Type 2 diabetes may account
for about 90-95%
of all diagnosed cases of diabetes. Risk
factors include older age,
obesity, family history,
prior history of gestational diabetes, impaired glucose
tolerance, physical inactivity, and race/ethnicity.Gestational diabetes develops in 2-5% of all pregnancies
usually disappears after pregnancy. Women who have
had gestational diabetes
are at increased risk for later
Common Symptoms of Diabetes
The following symptoms of diabetes
some people with type 2 diabetes
have symptoms so mild that they go
unnoticed. Early detection and treatment
of diabetes can decrease
the risk of developing the complications of diabetes.
·Sudden Vision Changes/Pain
or Pressure in one of both eyes
that are slow
·Unexplained Weight loss more (type 1)
·Tingling, pain, or numbness
in the hands/feet (type
Proper nutrition is essential for all diabetic
Control of blood glucose
levels is only one goal of a healthy eating plan
for diabetic people. A diabetic diet helps
achieve and maintain a normal body weight, while preventing the
and vascular complications
of diabetes.There is no prescribed diet
plan for diabetes.
Eating plans are tailored
to fit each individual's needs,
schedules, and eating habits.
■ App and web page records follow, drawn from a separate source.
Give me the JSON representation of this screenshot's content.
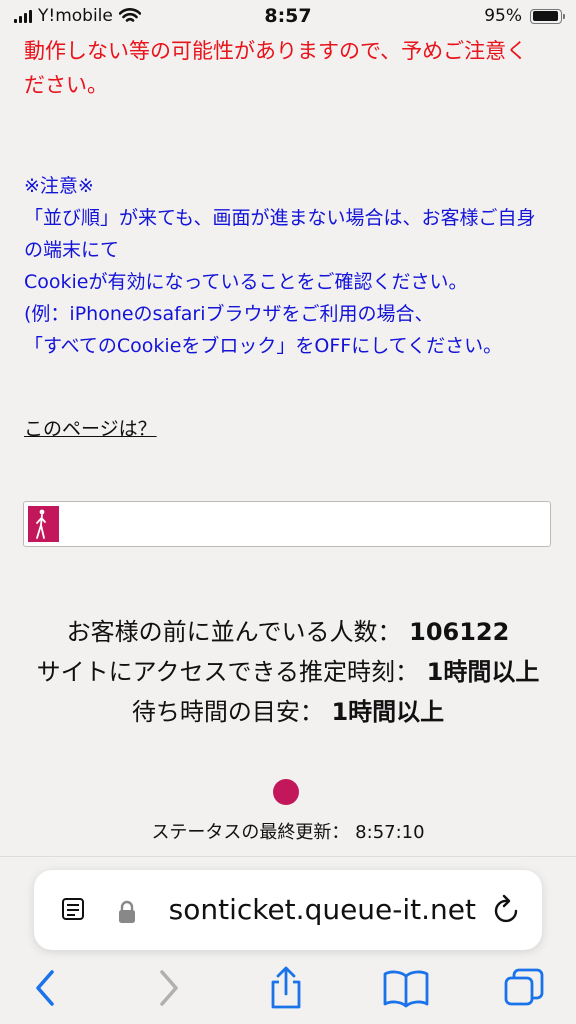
{
  "status_bar": {
    "carrier": "Y!mobile",
    "time": "8:57",
    "battery": "95%"
  },
  "notice": {
    "red_text": "動作しない等の可能性がありますので、予めご注意ください。",
    "blue_lines": [
      "※注意※",
      "「並び順」が来ても、画面が進まない場合は、お客様ご自身の端末にて",
      "Cookieが有効になっていることをご確認ください。",
      "(例：iPhoneのsafariブラウザをご利用の場合、",
      "「すべてのCookieをブロック」をOFFにしてください。"
    ],
    "page_link": "このページは？"
  },
  "queue": {
    "progress_fraction": 0.06,
    "ahead_label": "お客様の前に並んでいる人数：",
    "ahead_value": "106122",
    "eta_label": "サイトにアクセスできる推定時刻：",
    "eta_value": "1時間以上",
    "wait_label": "待ち時間の目安：",
    "wait_value": "1時間以上",
    "updated_label": "ステータスの最終更新：",
    "updated_value": "8:57:10",
    "accent_color": "#c2185b"
  },
  "browser": {
    "url": "sonticket.queue-it.net",
    "icons": [
      "reader-icon",
      "lock-icon",
      "reload-icon",
      "back-icon",
      "forward-icon",
      "share-icon",
      "bookmarks-icon",
      "tabs-icon"
    ]
  }
}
Each diabetes diet plan must be balanced with the intake of insulin
and oral diabetes
medications. In general,
the principles of a healthy
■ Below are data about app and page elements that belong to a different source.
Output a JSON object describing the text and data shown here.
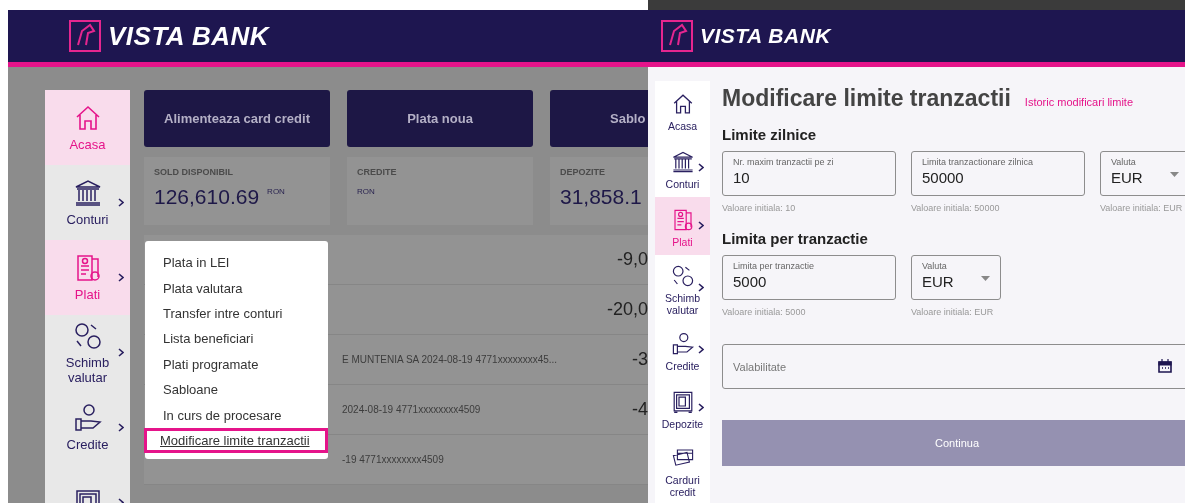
{
  "left_screen": {
    "logo": "VISTA BANK",
    "sidebar": [
      {
        "label": "Acasa",
        "selected": true,
        "submenu": false
      },
      {
        "label": "Conturi",
        "selected": false,
        "submenu": true
      },
      {
        "label": "Plati",
        "selected": true,
        "submenu": true
      },
      {
        "label": "Schimb valutar",
        "selected": false,
        "submenu": true
      },
      {
        "label": "Credite",
        "selected": false,
        "submenu": true
      },
      {
        "selected": false,
        "submenu": true
      }
    ],
    "actions": [
      "Alimenteaza card credit",
      "Plata noua",
      "Sablo"
    ],
    "balances": [
      {
        "label": "SOLD DISPONIBIL",
        "amount": "126,610.69",
        "currency": "RON"
      },
      {
        "label": "CREDITE",
        "currency": "RON"
      },
      {
        "label": "DEPOZITE",
        "amount": "31,858.1"
      }
    ],
    "transactions": [
      {
        "amount": "-9,0"
      },
      {
        "amount": "-20,0"
      },
      {
        "details": "E MUNTENIA SA 2024-08-19 4771xxxxxxxx45...",
        "amount": "-3"
      },
      {
        "details": "2024-08-19 4771xxxxxxxx4509",
        "amount": "-4"
      },
      {
        "details": "-19 4771xxxxxxxx4509"
      }
    ],
    "menu": [
      {
        "label": "Plata in LEI",
        "selected": false
      },
      {
        "label": "Plata valutara",
        "selected": false
      },
      {
        "label": "Transfer intre conturi",
        "selected": false
      },
      {
        "label": "Lista beneficiari",
        "selected": false
      },
      {
        "label": "Plati programate",
        "selected": false
      },
      {
        "label": "Sabloane",
        "selected": false
      },
      {
        "label": "In curs de procesare",
        "selected": false
      },
      {
        "label": "Modificare limite tranzactii",
        "selected": true
      }
    ]
  },
  "right_screen": {
    "logo": "VISTA BANK",
    "sidebar": [
      {
        "label": "Acasa",
        "selected": false,
        "submenu": false
      },
      {
        "label": "Conturi",
        "selected": false,
        "submenu": true
      },
      {
        "label": "Plati",
        "selected": true,
        "submenu": true
      },
      {
        "label": "Schimb valutar",
        "selected": false,
        "submenu": true
      },
      {
        "label": "Credite",
        "selected": false,
        "submenu": true
      },
      {
        "label": "Depozite",
        "selected": false,
        "submenu": true
      },
      {
        "label": "Carduri credit",
        "selected": false,
        "submenu": false
      }
    ],
    "title": "Modificare limite tranzactii",
    "history_link": "Istoric modificari limite",
    "sections": [
      {
        "heading": "Limite zilnice",
        "fields": [
          {
            "kind": "text",
            "label": "Nr. maxim tranzactii pe zi",
            "value": "10",
            "hint": "Valoare initiala: 10"
          },
          {
            "kind": "text",
            "label": "Limita tranzactionare zilnica",
            "value": "50000",
            "hint": "Valoare initiala: 50000"
          },
          {
            "kind": "select",
            "label": "Valuta",
            "value": "EUR",
            "hint": "Valoare initiala: EUR"
          }
        ]
      },
      {
        "heading": "Limita per tranzactie",
        "fields": [
          {
            "kind": "text",
            "label": "Limita per tranzactie",
            "value": "5000",
            "hint": "Valoare initiala: 5000"
          },
          {
            "kind": "select",
            "label": "Valuta",
            "value": "EUR",
            "hint": "Valoare initiala: EUR"
          }
        ]
      }
    ],
    "validity": {
      "placeholder": "Valabilitate"
    },
    "submit": {
      "label": "Continua",
      "disabled": true
    }
  }
}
diabetes diet are the same for
everyone.Consumption of various foods in a healthy diet includes whole grains,
fruits, non-fat dairy
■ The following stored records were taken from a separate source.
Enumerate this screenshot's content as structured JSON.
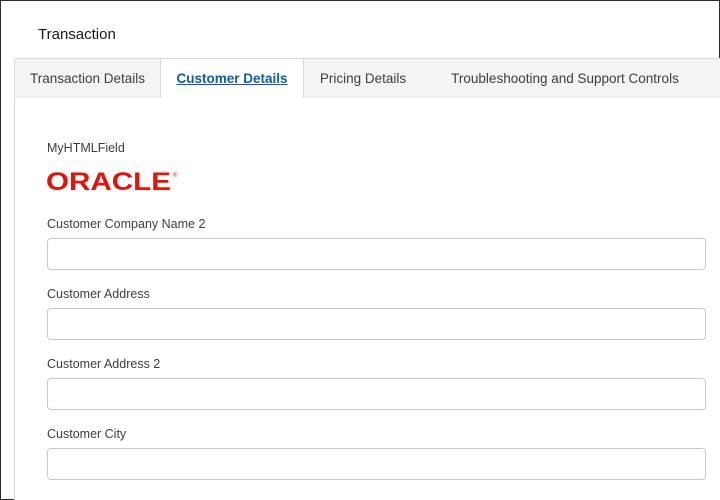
{
  "card": {
    "title": "Transaction"
  },
  "tabs": [
    {
      "label": "Transaction Details",
      "active": false
    },
    {
      "label": "Customer Details",
      "active": true
    },
    {
      "label": "Pricing Details",
      "active": false
    },
    {
      "label": "Troubleshooting and Support Controls",
      "active": false
    }
  ],
  "html_field": {
    "label": "MyHTMLField",
    "logo_text": "ORACLE",
    "logo_color": "#e3120b"
  },
  "fields": [
    {
      "label": "Customer Company Name 2",
      "value": ""
    },
    {
      "label": "Customer Address",
      "value": ""
    },
    {
      "label": "Customer Address 2",
      "value": ""
    },
    {
      "label": "Customer City",
      "value": ""
    }
  ],
  "colors": {
    "active_tab_text": "#0b5cab",
    "tab_bar_bg": "#f3f4f6",
    "border": "#dddbda"
  }
}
products, beans, lean meats,
vegetarian substitutes, poultry or fish.
The American Diabetes
many experts recommend that 50% to 60% of
daily calories come from
carbohydrates, 12% to 20% from protein, and no more
than 30% from fat.
People with diabetes
may benefit from eating small meals throughout
the day, instead of eating
one or two heavy meals. No foods are
absolutely forbidden for
people with diabetes.
Attention to portion control and advance
meal planning can help people with diabetes
enjoy the same meals as
for Avoiding Complications From Diabetes
of diabetes does not always mean a lifetime
complications. By devising
a plan of action for
your diabetes management,
you’ll reduce many of the risks
associated with having diabetes.
· Take control of blood glucose.
This is your first line of defense against diabetes
complications. By maintaining tight control over your blood glucose, you may minimize
damaging effects of unpredictable glucose levels on your body.
You’ll also be lowering your A1C level, a test doctors use to determine how well diabetes
is being controlled. Aim for an A1C reading of less than 7%.
· Watch your cholesterol. Total cholesterol levels should
generally be 200 mg/dl, but discuss personal
goals with your doctor.
Watch out for LDL and HDL cholesterol levels, too—LDL can clog the walls of arteries,
so keep it under 70 mg/dl to avoid problems.
HDL cholesterol should be greater than 40 mg/dl for men, and 50 mg/dl for women. Triglycerides, a type of fat, should also be under 150 mg/dl.
· Keep blood pressure in check. Blood pressure readings measure the pressure against the walls of your blood vessels. High blood pressure
is more common in people
with diabetes, and increases your risk of stroke,
heart attack, kidney, and eye diseases.
Aim for a reading
of 130/80 or lower.
· Don’t forget your kidneys. Kidneys are the organs that make sure the fluids
in your body are balanced and processed properly. When you have diabetes,
your kidneys can become compromised due to poorly
controlled blood glucose and high blood pressure, so be certain
to have a microalbumin test at least once per year, with a goal of less than 30 micrograms per milligram creatinine.
· Lookout for your eyes. High blood glucose can cause serious
vision problems. If you have diabetes, it is crucial to have a dilated eye exam once per year. If you have any vision problems, report them to your doctor
· Examine your feet. It’s very important for people with diabetes to check their feet for wounds or fissures on a daily basis. If you discover
a wound, treat it immediately and monitor
the healing process.
Diabetes Care Schedule
Take Good Care of Yourself
Every Three Months
Every Six Months
- Physical check-up (exam) by your provider
- Complete foot exam
- Check cholesterol, kidney functions and other lab tests
- Complete (dilated) diabetic eye exam by an eye doctor
- Flu shot
Remember to check your feet for any cuts, blisters, or sores